▶ **Description of the task**
Each entry needs to be restated exactly as written.

══ Dataset entries ══

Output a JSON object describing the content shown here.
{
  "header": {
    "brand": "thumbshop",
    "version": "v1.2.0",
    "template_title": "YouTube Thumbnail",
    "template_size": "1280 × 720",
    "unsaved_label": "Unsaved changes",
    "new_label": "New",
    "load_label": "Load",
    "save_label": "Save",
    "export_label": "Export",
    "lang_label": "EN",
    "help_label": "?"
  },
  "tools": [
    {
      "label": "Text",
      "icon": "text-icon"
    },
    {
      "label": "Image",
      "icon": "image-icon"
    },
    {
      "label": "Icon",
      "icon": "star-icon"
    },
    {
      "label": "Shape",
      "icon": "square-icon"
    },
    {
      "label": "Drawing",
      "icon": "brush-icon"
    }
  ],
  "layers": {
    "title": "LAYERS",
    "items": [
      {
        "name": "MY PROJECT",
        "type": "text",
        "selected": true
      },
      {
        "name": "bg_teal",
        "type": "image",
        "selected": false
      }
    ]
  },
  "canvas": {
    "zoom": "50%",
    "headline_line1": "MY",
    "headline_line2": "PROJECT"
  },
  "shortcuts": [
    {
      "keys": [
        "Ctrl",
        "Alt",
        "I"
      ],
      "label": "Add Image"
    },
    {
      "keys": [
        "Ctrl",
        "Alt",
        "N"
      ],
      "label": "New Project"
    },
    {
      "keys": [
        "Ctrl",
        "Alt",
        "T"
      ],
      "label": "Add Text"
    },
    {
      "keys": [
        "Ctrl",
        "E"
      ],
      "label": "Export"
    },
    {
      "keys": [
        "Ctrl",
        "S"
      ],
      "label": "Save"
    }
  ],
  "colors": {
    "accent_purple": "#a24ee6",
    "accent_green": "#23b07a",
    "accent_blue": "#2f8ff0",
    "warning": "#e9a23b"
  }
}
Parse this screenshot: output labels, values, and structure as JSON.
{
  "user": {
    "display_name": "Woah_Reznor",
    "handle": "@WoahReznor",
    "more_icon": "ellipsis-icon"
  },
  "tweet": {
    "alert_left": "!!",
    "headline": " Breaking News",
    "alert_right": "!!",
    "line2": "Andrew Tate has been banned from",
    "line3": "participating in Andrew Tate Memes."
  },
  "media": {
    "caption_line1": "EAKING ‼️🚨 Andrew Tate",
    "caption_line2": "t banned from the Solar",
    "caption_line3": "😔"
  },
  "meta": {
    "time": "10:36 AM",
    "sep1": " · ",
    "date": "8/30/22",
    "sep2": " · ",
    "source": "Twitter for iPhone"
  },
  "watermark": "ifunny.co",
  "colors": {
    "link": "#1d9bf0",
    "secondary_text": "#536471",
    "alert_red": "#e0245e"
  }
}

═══

▶ **Response for this exercise**
Output a JSON object describing the content shown here.
{
  "header": {
    "brand": "thumbshop",
    "version": "v1.2.0",
    "template_title": "YouTube Thumbnail",
    "template_size": "1280 × 720",
    "unsaved_label": "Unsaved changes",
    "new_label": "New",
    "load_label": "Load",
    "save_label": "Save",
    "export_label": "Export",
    "lang_label": "EN",
    "help_label": "?"
  },
  "tools": [
    {
      "label": "Text",
      "icon": "text-icon"
    },
    {
      "label": "Image",
      "icon": "image-icon"
    },
    {
      "label": "Icon",
      "icon": "star-icon"
    },
    {
      "label": "Shape",
      "icon": "square-icon"
    },
    {
      "label": "Drawing",
      "icon": "brush-icon"
    }
  ],
  "layers": {
    "title": "LAYERS",
    "items": [
      {
        "name": "MY PROJECT",
        "type": "text",
        "selected": true
      },
      {
        "name": "bg_teal",
        "type": "image",
        "selected": false
      }
    ]
  },
  "canvas": {
    "zoom": "50%",
    "headline_line1": "MY",
    "headline_line2": "PROJECT"
  },
  "shortcuts": [
    {
      "keys": [
        "Ctrl",
        "Alt",
        "I"
      ],
      "label": "Add Image"
    },
    {
      "keys": [
        "Ctrl",
        "Alt",
        "N"
      ],
      "label": "New Project"
    },
    {
      "keys": [
        "Ctrl",
        "Alt",
        "T"
      ],
      "label": "Add Text"
    },
    {
      "keys": [
        "Ctrl",
        "E"
      ],
      "label": "Export"
    },
    {
      "keys": [
        "Ctrl",
        "S"
      ],
      "label": "Save"
    }
  ],
  "colors": {
    "accent_purple": "#a24ee6",
    "accent_green": "#23b07a",
    "accent_blue": "#2f8ff0",
    "warning": "#e9a23b"
  }
}
Parse this screenshot: output labels, values, and structure as JSON.
{
  "user": {
    "display_name": "Woah_Reznor",
    "handle": "@WoahReznor",
    "more_icon": "ellipsis-icon"
  },
  "tweet": {
    "alert_left": "!!",
    "headline": " Breaking News",
    "alert_right": "!!",
    "line2": "Andrew Tate has been banned from",
    "line3": "participating in Andrew Tate Memes."
  },
  "media": {
    "caption_line1": "EAKING ‼️🚨 Andrew Tate",
    "caption_line2": "t banned from the Solar",
    "caption_line3": "😔"
  },
  "meta": {
    "time": "10:36 AM",
    "sep1": " · ",
    "date": "8/30/22",
    "sep2": " · ",
    "source": "Twitter for iPhone"
  },
  "watermark": "ifunny.co",
  "colors": {
    "link": "#1d9bf0",
    "secondary_text": "#536471",
    "alert_red": "#e0245e"
  }
}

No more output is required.